In "Hit and Run," old-fashioned car-chase stunts are interrupted occasionally by a romance that has its sweet moments.
"Hit and Run" has a drive-in goofiness that Roger Corman would admire. This one checks all the boxes for summer escapism: hot cars, hotter women, highway hooliganism, a hell-raising hero, hapless cops, hilarious villains, no plot and no apologies. It's a high-performance, tire-smokin' auto chase designed to appeal equally to gearheads, action fans and tag-along girlfriends who like a little kissing and relationship talk along with all the carsploitation.
The movie is no triumph of storytelling, but it's a fine example of colorful filmmaking. The plot revolves -- or rather careens -- around Charlie (Dax Shepard), a laid-back rural Californian, and his sweetheart, postgrad student Annie (Kristin Bell, Shepard's real-life fiancée). Though his last name is Bronson, Charlie is about as assertive as a bean bag, which may be part of his appeal for Annie. Her academic focus is nonviolent conflict resolution, so naturally she's drawn to the most easygoing guy in the county.
The overture is ham-handed comedy, with too-cute comic bickering between the lovebirds, shrub-shredding automotive slapstick involving a visiting U.S. marshal (Tom Arnold) unable to keep his minivan on the road.
The opening scenes are so inept it seems unimaginable the film will get on track and tell us a tale.
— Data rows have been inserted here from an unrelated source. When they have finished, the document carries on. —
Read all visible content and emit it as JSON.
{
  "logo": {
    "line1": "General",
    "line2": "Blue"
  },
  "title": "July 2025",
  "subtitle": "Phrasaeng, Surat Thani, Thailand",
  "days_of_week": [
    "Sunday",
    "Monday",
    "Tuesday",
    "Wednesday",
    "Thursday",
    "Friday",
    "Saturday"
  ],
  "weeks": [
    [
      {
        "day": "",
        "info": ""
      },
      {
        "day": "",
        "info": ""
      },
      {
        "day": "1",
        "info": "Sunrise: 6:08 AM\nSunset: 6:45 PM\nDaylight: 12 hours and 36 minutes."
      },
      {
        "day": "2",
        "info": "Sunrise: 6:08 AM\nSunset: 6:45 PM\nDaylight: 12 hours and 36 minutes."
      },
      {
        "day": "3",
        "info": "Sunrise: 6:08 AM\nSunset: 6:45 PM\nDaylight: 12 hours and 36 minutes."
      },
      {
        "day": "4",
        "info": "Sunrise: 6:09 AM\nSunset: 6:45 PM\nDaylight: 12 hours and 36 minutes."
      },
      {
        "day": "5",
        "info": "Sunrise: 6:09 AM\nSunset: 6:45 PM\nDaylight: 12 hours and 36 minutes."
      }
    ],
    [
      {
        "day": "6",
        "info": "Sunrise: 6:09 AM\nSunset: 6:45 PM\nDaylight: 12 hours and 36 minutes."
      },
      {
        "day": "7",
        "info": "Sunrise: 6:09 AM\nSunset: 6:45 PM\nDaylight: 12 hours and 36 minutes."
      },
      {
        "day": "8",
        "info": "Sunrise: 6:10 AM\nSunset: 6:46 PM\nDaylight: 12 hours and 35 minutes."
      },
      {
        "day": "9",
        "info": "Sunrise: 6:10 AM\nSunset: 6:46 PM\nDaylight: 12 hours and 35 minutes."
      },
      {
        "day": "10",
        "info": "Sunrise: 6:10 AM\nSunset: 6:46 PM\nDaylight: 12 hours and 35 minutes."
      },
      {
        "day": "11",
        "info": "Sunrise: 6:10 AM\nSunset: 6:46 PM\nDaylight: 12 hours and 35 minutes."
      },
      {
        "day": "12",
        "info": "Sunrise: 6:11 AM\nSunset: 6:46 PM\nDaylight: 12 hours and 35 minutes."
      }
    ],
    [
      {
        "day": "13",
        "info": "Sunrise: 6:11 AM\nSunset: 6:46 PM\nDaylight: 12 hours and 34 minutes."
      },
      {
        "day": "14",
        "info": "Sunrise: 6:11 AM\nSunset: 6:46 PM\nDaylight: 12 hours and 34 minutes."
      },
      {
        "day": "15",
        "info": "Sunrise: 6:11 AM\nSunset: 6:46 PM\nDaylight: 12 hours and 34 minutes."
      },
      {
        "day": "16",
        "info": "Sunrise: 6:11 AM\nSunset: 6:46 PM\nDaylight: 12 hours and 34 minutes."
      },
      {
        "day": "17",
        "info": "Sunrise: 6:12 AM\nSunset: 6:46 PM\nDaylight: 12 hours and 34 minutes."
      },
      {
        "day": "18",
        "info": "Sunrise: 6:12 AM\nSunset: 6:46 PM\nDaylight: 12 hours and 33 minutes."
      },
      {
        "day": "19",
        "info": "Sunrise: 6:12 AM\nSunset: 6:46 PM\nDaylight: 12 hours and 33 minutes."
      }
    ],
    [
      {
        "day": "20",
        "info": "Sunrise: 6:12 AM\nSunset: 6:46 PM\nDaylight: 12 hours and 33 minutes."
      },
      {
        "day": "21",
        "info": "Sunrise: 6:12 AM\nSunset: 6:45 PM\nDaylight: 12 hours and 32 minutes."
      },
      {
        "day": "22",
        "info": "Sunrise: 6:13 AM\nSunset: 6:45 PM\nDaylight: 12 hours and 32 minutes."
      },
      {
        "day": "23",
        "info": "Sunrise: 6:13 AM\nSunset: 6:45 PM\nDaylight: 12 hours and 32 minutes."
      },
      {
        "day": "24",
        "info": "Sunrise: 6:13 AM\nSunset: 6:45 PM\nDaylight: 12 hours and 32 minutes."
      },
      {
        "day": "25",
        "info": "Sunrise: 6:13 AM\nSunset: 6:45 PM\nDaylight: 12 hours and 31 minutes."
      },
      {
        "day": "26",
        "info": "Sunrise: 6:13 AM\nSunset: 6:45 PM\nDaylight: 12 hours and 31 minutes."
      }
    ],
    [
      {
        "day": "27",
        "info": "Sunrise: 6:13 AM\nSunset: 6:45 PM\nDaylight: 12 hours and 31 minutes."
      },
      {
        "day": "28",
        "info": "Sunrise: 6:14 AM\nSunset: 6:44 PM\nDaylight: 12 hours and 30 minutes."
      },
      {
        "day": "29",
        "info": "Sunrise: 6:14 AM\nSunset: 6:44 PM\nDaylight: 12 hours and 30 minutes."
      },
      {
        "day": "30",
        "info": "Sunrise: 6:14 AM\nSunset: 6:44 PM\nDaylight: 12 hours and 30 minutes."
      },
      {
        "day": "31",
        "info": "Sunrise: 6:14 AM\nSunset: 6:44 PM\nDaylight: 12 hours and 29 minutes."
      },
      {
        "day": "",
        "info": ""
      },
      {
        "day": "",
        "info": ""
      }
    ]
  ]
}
Soon enough, Charlie pulls the tarp off his hot-rodded 1967 Lincoln Continental to drive Annie to L.A. for her dream faculty job interview. That muscle car is as black as Charlie's past, which resurfaces to transform their leisurely drive into a stuntman's holiday.
Soon they're at the head of a high-revving motorcade with the federal lawman, Annie's stalkerish ex, two bumbling local cops and Charlie's best-friend-turned-nemesis (Bradley Cooper) in hot pursuit. Charlie, it seems, has some history with the witness-protection program and bank robbery.
The film boasts several slumming stars in odd, juicy roles, with Kristin Chenoweth, Beau Bridges and Sean Hayes in pleasingly eccentric turns. Cooper, usually a suave guy, is the wildest and wooliest of all. His vengeful robber sports yellow aviator glasses, a cascade of blond dreadlocks and appalling fire-engine-red track pants. He's the sort of hair-trigger psycho who acts pacifist one moment and pistol-whips a bystander for purchasing inferior dog food the next.
Shepard, a gangly guy who's cute for a comedian, makes Charlie an ongoing surprise. He's more resourceful than we expect, and forever struggling to keep the inherent violence of the chase from escalating into something terminal. He and Bell ad-lib effortlessly. We see the playful chemistry that would keep them together even when parting would be the practical move. As the yarn moves along, Bell's Annie comes across as an unusually intelligent and assertive girlfriend. Charlie is given some funny-offensive thoughtless things to say about minorities, and under Annie's politically correct prodding he learns to think first and talk later. It's a clever way to combine guilty laughs with teachable moments.
Sharing director's duties with David Palmer, Shepard sort of clobbers you with scenes. His favorites involve cars driving very fast, side by side, trading paint. This is ridiculous, but it's sublimely ridiculous -- pure old-school stunt work. No CGI, just real cars crashing into real cars and real brave people driving 'em. If you miss those "Cannonball Run" days of the 1970s when gas was $5 a tank, anything less than six cylinders was a joke, and the asphalt stretched on forever, your film has arrived.
Colin Covert • 612-673-7186